8 min read

What To Do If Your Dog Gets Stung By A Bee

'Tis the season🐝

Long days and warm weather mean more time spent frolicking in the great outdoors for our pups, and they love to soak up the sun and chase anything buzzing around — whether it’s a butterfly, ladybug or (eep!) a bee.

So what should you do if your dog gets stung by a bee? If your pup sticks his snout in the wrong flower, try to remain calm. While the thought of anything harming your pal will likely make your blood boil, bee stings, though uncomfortable, are rarely fatal with the proper precautions.

To protect your pet, follow these simple steps, and you’ll be back to running in the park in no time:

1. Identify if your pup has been stung

Social media is full of pictures of poor doggos with swollen snouts, but the signs of a bee sting are not always so clear. If you think your pup might have been pricked, there are certain clues you can look for, suggests Dr. Sonja Olson, a senior clinician in emergency medicine for BluePearl Veterinary Partners. “You might see your dog lick or chew at their paw and be very tender about it,” Dr. Olson tells The Dodo. A pained yelp or limp are clear indicators that your pet may be in trouble.

2. Find the pesky spot

In addition to sticking his muzzle in the wrong spot, your pup may have unknowingly stepped, sat or lay down on top of a bee hiding in the grass. To catch the bee sting early, inspect the places where your pup is most likely to be stung, such as the paws, belly, butt and nose.

Olson warns that your pup may not be too keen on letting you inspect the painful spot, but owners should try anyway and “look for a raised or reddish area,” she says.

3. Remove the stinger (if there is one)

If you find a stinger still lodged in your dog’s skin, try to remove it as soon as possible as the stinger can continue to inject venom for several minutes after it has detached from the bee. Scrape the skin with the edge of a credit card or piece of cardboard to lift it out. You can also gently remove it with tweezers, but try not to squeeze the stinger too tightly, as that may empty out whatever is left in the venom sac.

4. Treat the area to ease your pup’s discomfort

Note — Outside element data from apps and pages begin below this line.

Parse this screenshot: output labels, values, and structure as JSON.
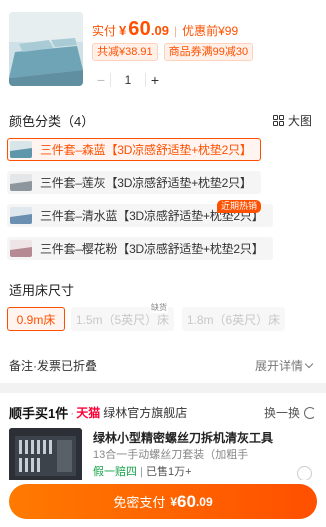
{
  "product": {
    "price_label": "实付",
    "currency": "¥",
    "price_int": "60",
    "price_dec": ".09",
    "separator": "|",
    "promo": "优惠前¥99",
    "tag_discount": "共减¥38.91",
    "tag_coupon": "商品券满99减30",
    "quantity": "1",
    "minus": "−",
    "plus": "+"
  },
  "color_section": {
    "title": "颜色分类（4）",
    "big_view_label": "大图",
    "options": [
      {
        "label": "三件套–森蓝【3D凉感舒适垫+枕垫2只】",
        "selected": true
      },
      {
        "label": "三件套–莲灰【3D凉感舒适垫+枕垫2只】",
        "selected": false
      },
      {
        "label": "三件套–清水蓝【3D凉感舒适垫+枕垫2只】",
        "selected": false
      },
      {
        "label": "三件套–樱花粉【3D凉感舒适垫+枕垫2只】",
        "selected": false
      }
    ],
    "hot_badge": "近期热销"
  },
  "size_section": {
    "title": "适用床尺寸",
    "options": [
      {
        "label": "0.9m床",
        "state": "selected"
      },
      {
        "label": "1.5m（5英尺）床",
        "state": "disabled"
      },
      {
        "label": "1.8m（6英尺）床",
        "state": "disabled"
      }
    ],
    "stock_out_label": "缺货"
  },
  "remark": {
    "label": "备注·发票已折叠",
    "expand_label": "展开详情"
  },
  "buy_along": {
    "title": "顺手买1件",
    "dot": "·",
    "brand": "天猫",
    "shop": "绿林官方旗舰店",
    "swap_label": "换一换",
    "item_title": "绿林小型精密螺丝刀拆机清灰工具",
    "item_sub": "13合一手动螺丝刀套装（加粗手",
    "gift": "假一赔四",
    "sep": "|",
    "sold": "已售1万+"
  },
  "pay": {
    "label": "免密支付",
    "currency": "¥",
    "int": "60",
    "dec": ".09"
  },
  "colors": {
    "accent": "#ff5000",
    "tmall": "#ff0036"
  }
}
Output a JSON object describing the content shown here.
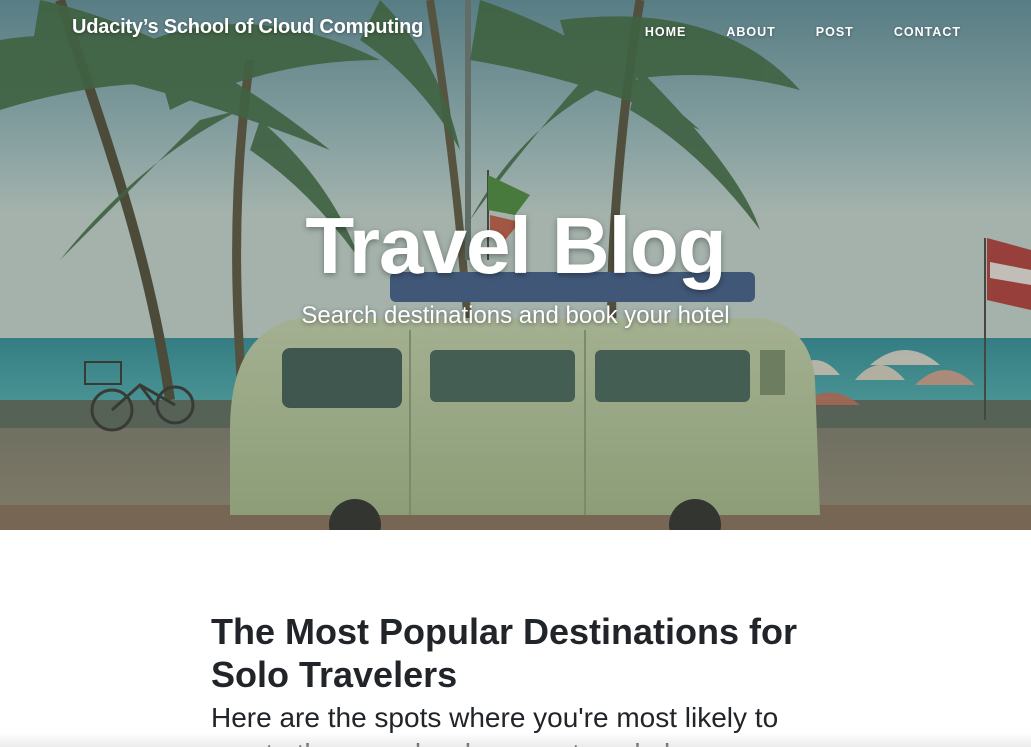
{
  "navbar": {
    "brand": "Udacity’s School of Cloud Computing",
    "links": [
      "HOME",
      "ABOUT",
      "POST",
      "CONTACT"
    ]
  },
  "hero": {
    "title": "Travel Blog",
    "subtitle": "Search destinations and book your hotel"
  },
  "post": {
    "title": "The Most Popular Destinations for Solo Travelers",
    "subtitle": "Here are the spots where you're most likely to meet other people when you travel alone"
  },
  "colors": {
    "text_dark": "#212529",
    "nav_text": "#ffffff"
  }
}
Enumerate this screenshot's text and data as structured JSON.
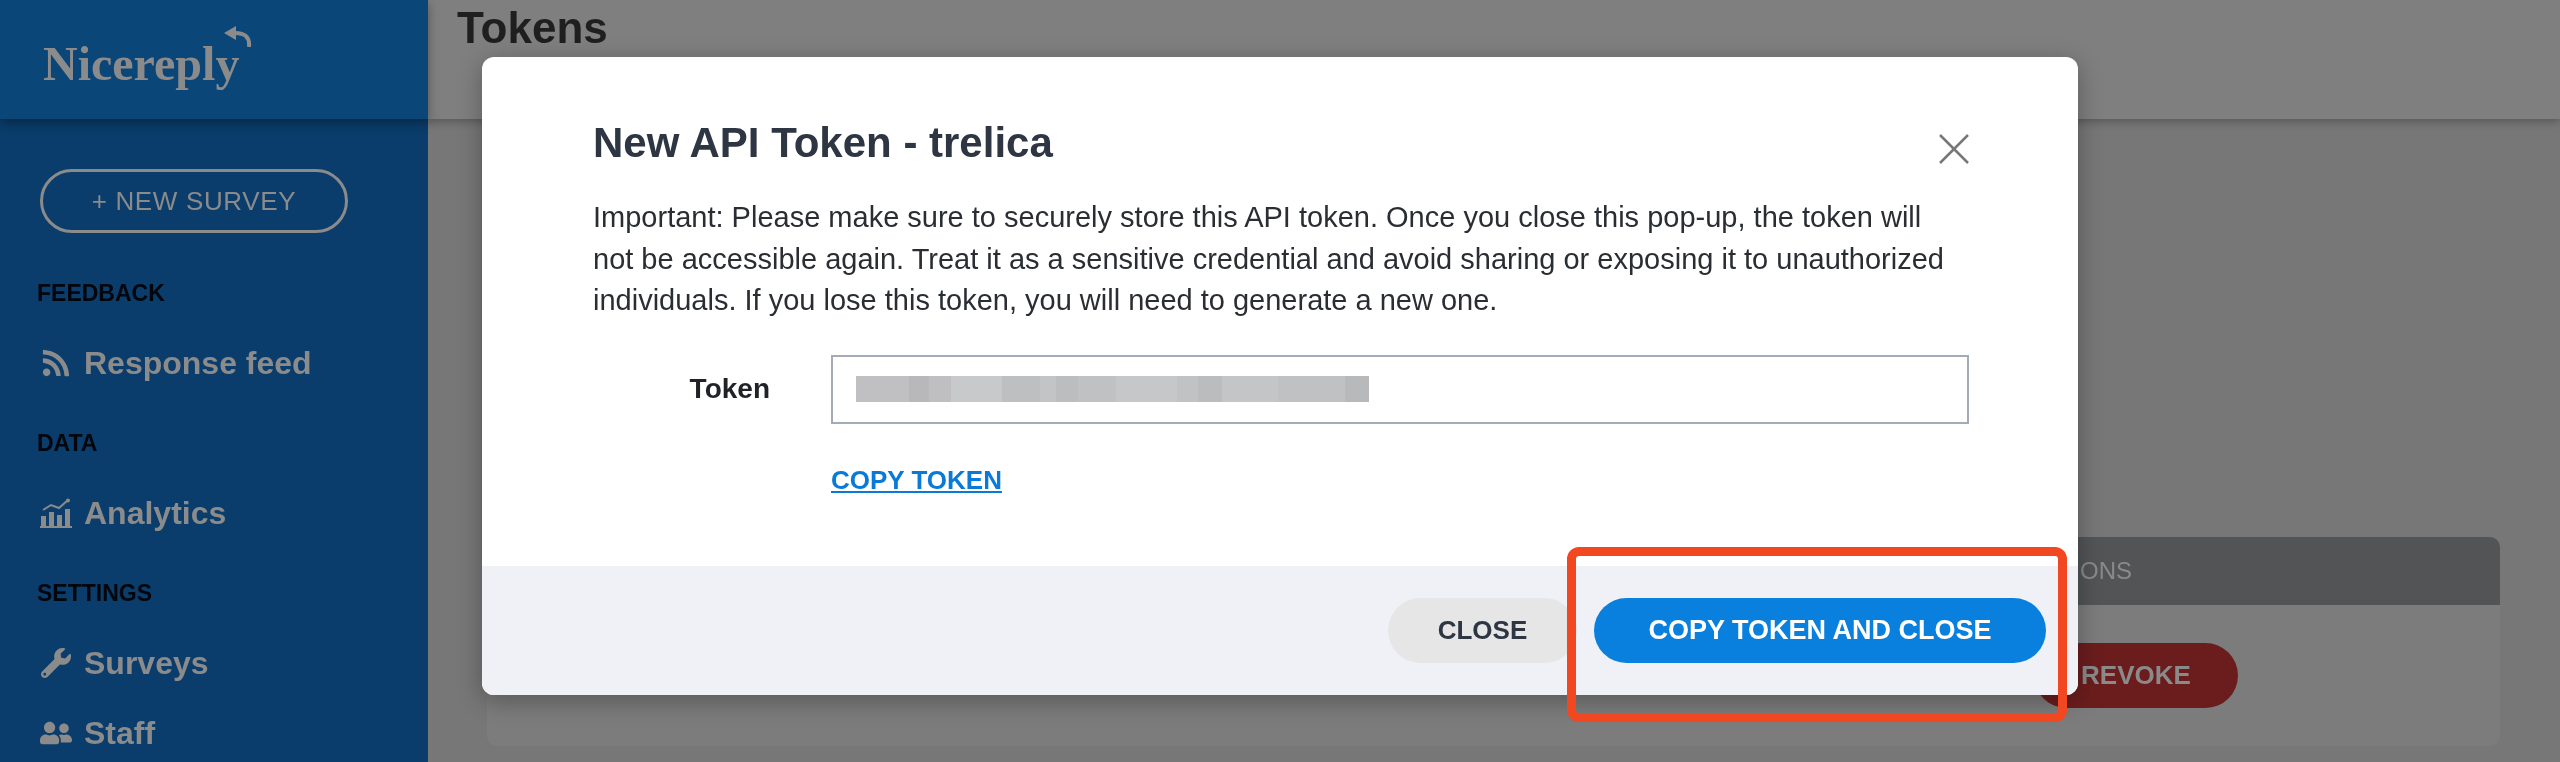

We all know how unpleasant a bee sting can be, and your pup is likely feeling that same fiery sensation after he went rogue in that flower bed and got stung. To minimize swelling and pain, Olson suggests applying a cold compress to the bothersome area. An antihistamine can also be applied topically to minimize your pup’s reaction to the poison, she says, so it’s a good idea to have a Benadryl stick handy when you hit the park in the summer months!

5. Watch your pet for any changes

If your pup has never been stung before, you can’t be sure how he will react to a bee sting. Keep an eye on your pup to see if the problem worsens with significant swelling, hives, increased pain or signs of anaphylactic shock, like having trouble breathing. Call your primary or emergency veterinarian if you notice any of these symptoms. The vet may be able to phone in some medicine to give your pup orally, or advise you to head to the clinic directly, Olson says. "Once at the veterinarian, if the pet has symptoms consistent with a worsening allergic reaction, injectable therapy such as antihistamines, steroids and/or epinephrine [the same form of adrenaline found in an EpiPen] may be administered. Additionally, topical treatment of the sting site is sometimes warranted," Olson says. Multiple stings, especially around or inside the mouth and throat, can be especially dangerous. When in doubt, just give your vet a call.

6. Bee prepared

Olson notes that some dogs, like people, are prone to allergic reactions to stings, so if your pup has experienced a serious reaction in the past, the next time is likely to be similarly severe. If your pet is sensitive to stings, ask your primary veterinarian to recommend medications and other techniques to prepare for the future.

In the summertime, bees and wasps might be unavoidable, but you can minimize your dog’s chances of running into one by steering him away from certain spots where bees are more commonly found. “It’s hard to avoid grass, but you can avoid flower beds and places where fruit has fallen to the ground,” Olson advises.